**Task prompt**
All lines below containing the string "date" are to be copied.

**Information provided**
★ ★ ★

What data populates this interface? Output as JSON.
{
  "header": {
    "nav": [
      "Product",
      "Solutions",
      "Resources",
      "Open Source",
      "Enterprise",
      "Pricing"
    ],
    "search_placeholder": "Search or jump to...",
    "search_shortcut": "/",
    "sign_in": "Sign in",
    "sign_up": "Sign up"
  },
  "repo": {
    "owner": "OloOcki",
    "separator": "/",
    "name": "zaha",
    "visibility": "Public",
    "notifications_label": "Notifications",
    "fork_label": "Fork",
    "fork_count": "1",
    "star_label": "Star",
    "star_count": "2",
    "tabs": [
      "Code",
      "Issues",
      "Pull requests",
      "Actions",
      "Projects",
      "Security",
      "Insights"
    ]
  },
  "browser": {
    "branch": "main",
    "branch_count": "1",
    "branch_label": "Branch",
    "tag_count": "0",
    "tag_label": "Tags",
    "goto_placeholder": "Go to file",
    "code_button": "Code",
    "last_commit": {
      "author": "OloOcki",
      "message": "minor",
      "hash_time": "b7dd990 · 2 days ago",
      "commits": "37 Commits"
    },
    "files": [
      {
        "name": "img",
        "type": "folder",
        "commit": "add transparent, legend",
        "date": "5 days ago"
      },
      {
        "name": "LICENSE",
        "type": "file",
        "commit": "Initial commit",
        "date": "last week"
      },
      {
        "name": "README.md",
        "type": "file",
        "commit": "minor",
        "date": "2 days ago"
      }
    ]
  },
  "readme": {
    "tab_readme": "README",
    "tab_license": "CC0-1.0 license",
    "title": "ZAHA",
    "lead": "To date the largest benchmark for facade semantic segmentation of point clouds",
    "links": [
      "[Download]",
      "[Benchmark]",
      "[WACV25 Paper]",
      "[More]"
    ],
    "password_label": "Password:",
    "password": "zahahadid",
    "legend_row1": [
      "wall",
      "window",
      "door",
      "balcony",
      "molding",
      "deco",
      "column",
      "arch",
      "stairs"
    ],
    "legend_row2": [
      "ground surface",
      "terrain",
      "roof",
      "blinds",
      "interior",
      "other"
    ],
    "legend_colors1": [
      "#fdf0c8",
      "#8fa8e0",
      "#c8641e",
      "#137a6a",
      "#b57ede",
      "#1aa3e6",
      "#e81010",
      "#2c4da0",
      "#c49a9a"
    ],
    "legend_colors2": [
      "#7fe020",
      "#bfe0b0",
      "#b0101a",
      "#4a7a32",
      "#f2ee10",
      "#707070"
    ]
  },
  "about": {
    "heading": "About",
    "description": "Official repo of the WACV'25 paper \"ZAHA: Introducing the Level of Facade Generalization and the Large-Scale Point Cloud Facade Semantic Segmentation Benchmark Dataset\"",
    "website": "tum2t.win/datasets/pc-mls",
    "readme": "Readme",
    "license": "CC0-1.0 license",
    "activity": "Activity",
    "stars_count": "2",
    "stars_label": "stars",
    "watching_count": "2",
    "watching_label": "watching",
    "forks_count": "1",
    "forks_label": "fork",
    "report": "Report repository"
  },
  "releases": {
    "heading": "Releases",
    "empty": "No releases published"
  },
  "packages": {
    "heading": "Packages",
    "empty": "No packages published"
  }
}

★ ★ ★

**Response box**
        "date": "5 days ago"
        "date": "last week"
        "date": "2 days ago"
    "lead": "To date the largest benchmark for facade semantic segmentation of point clouds",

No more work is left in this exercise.